- The cost of health care is more transparent to consumers since they see the price they are charged for health care. In most national social health insurance programs, individuals do not know the value of health care they receive since the amount of money they pay into the system is proportional to their income and thus unrelated to actuarially fair value of health insurance.
- Health insurance is subsidized by the state. “Insurers get risk-equalization payments for patients with about 30 major diseases.” Thus, people who are sicker receive a larger state subsidy than healthy individuals.
The old system was described as follows:

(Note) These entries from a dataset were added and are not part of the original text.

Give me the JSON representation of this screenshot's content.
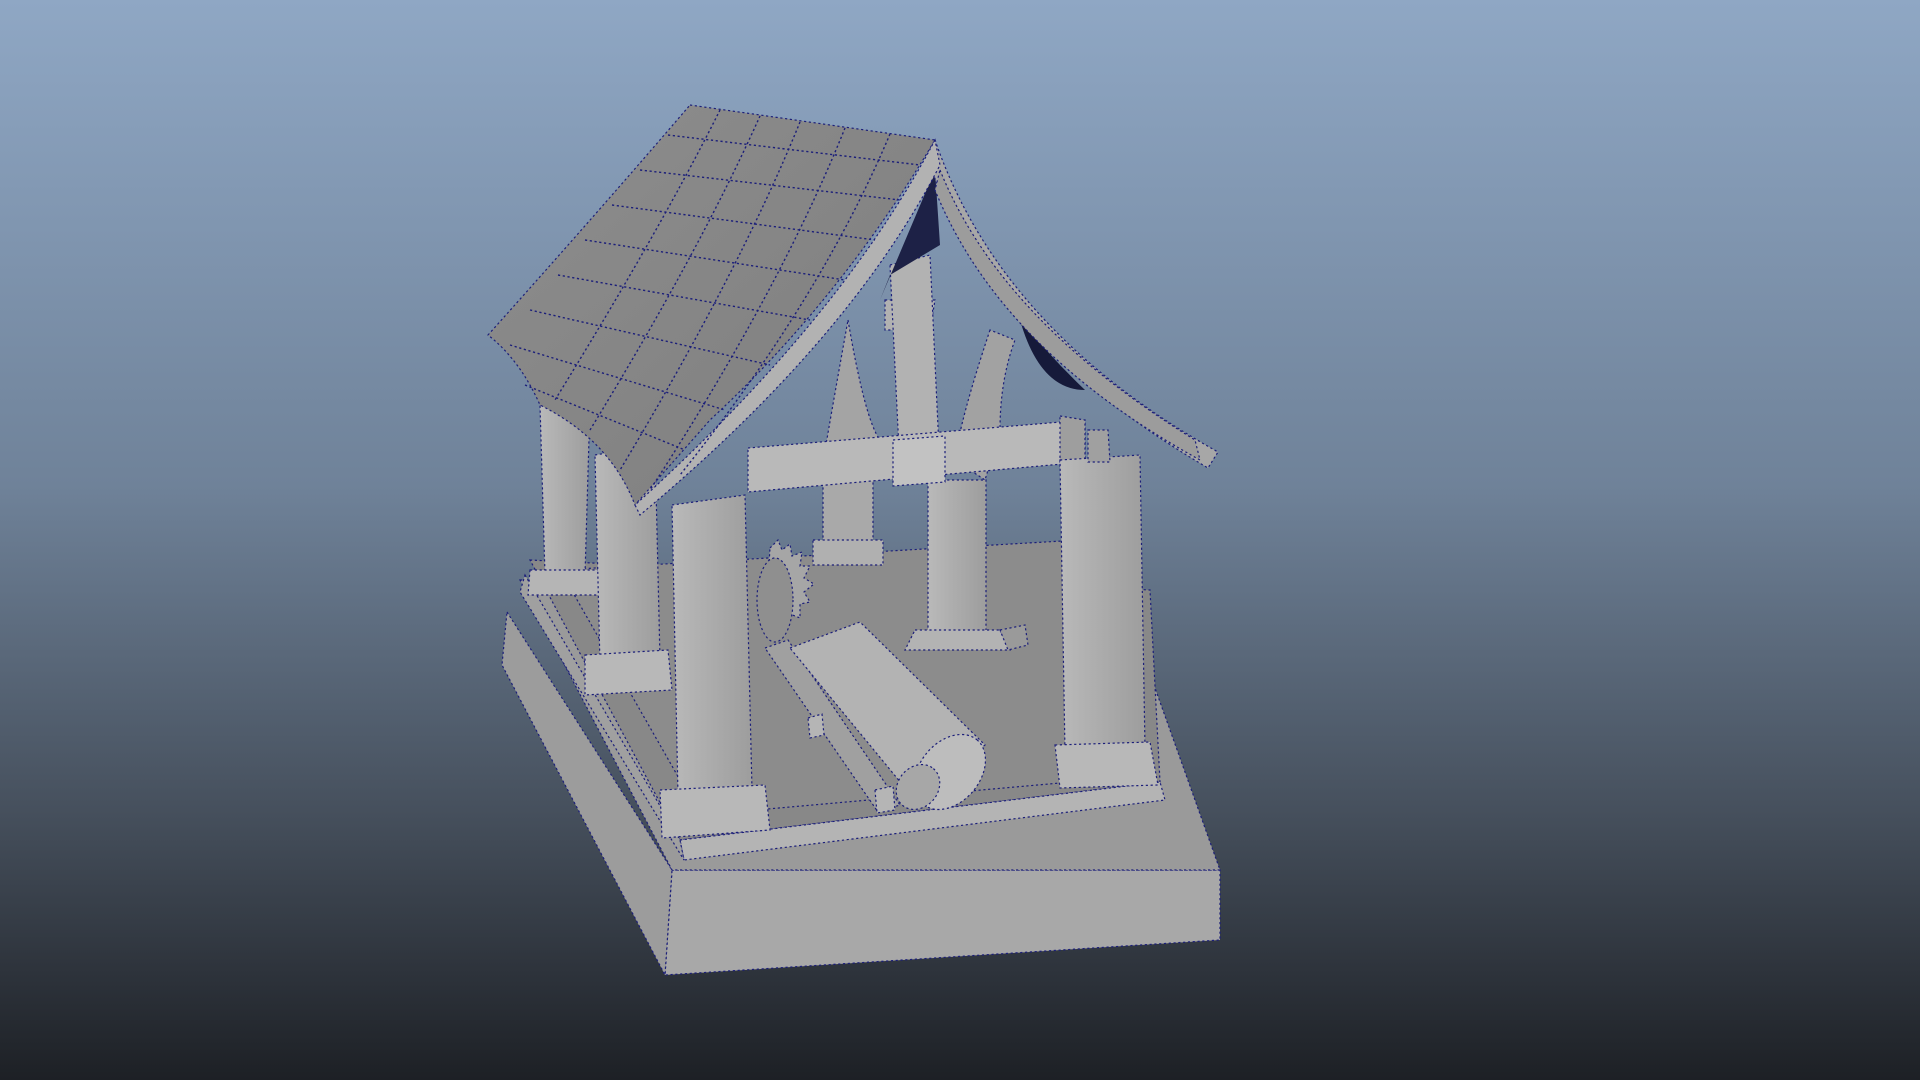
{
  "viewport": {
    "background_top": "#8fa7c4",
    "background_bottom": "#1d2025"
  },
  "model": {
    "shading": "gray",
    "wireframe_color": "#1c1f7a",
    "base_color": "#a9a9a9",
    "roof_color": "#8f8f8f",
    "shadow_color": "#6f6f6f",
    "underside_color": "#161a3a"
  }
}
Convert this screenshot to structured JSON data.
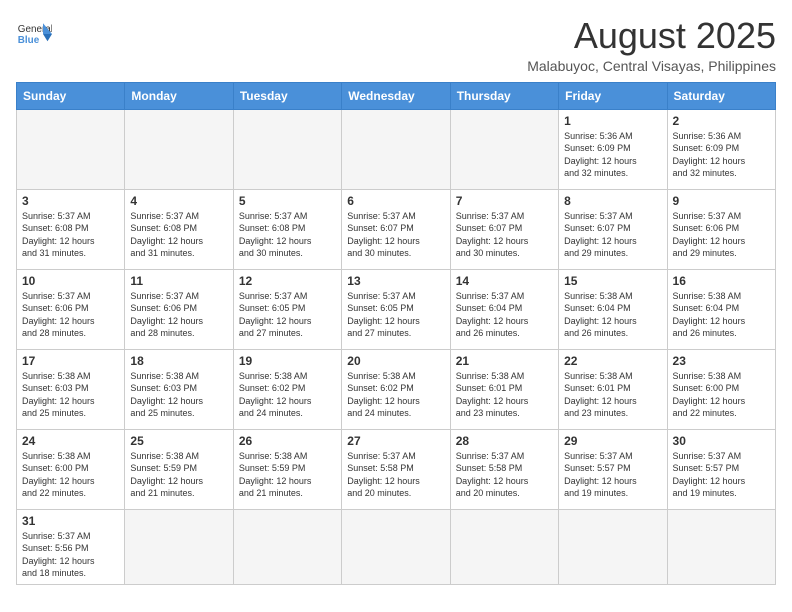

“The country had four different coverage schemes. The wealthiest third of the population was required to get health insurance without government assistance. Some in this group received help from employers in paying premiums, while others paid the whole bill themselves. The bulk of the Dutch population was covered under a compulsory state-run health-insurance scheme financed by deductions from wages. Civil servants and older people were insured under two separate plans within this state-run scheme. The government closely regulated hospital budgets and doctors’ fees, but provided few incentives to cut costs. When hospitals lost money on a particular kind of care, they rationed it. Many patients ended up on waiting lists. People in line for heart transplants were particularly affected. In the mid-1990s, fewer than three Dutch people per million received such transplants. By comparison, a study of 12 European countries showed that only Greece had a lower rate of such operations. In the U.S., there were about nine heart transplants per million people.”
The Healthcare Economist’s Take
Overall, I think this is a good compromise between equality/social justice and allowing the free market to make health care more efficient. Sicker people get more money from the government–which may anger individuals such as Megan McArdle–but there is not centralized pricing or rationing of the health care system. Also, the risk equalization payment does not have to be perfect. If the actuarially fair additional insurance premium for someone with diabetes is $600/year, and the government pays only $500, the extra $100 will have to be covered by the individual. When a centralized government pays a risk equalization premium directly to an insurer, a lower risk equalization amount will lead insurers to try to drop patient with some conditions and with a higher risk equalization premium will lead insurers to do their best to attract these patients. This problem will not occur when the consumer pays the insurance company directly.
The libertarian in me worries about compelling people to buy insurance. Maybe individuals would prefer to spend this money on food for their kids or electricity for their home. Mandating coverage does make some sense if everyone can in essence get free health care at the emergency room, and taxpayers or consumers would have to foot this bill anyway. More of a problem is what type of health insurance is mandated. Can individuals buy bare bones plans to spend more money on other goods? If so, then mandated health insurance has no teeth. If there is a high minimum level of health insurance, who decides this? Will this level be too high for some people? This is always an issue when you restrict individual sovereignty.
Another problem stated in the article is that “insurers can currently negotiate prices for only 10% of the services hospitals offer.” This figure is set to rise in the future, but the free market is not really free yet. Also, I wonder what will happen when an insurer decides not cover a certain illness that either may not be included in the risk equalization payment or is deemed to be not cost-effective. Can the patient pay out-of-pocket? Another issue is how the insurance companies will influence the doctor-patient relationship. Will doctors make medical recommendations based on what is best for the patient or what will save the insurance company the most money? Still, the proposals seems like a step in the right direction, but deserves more thorough investigation.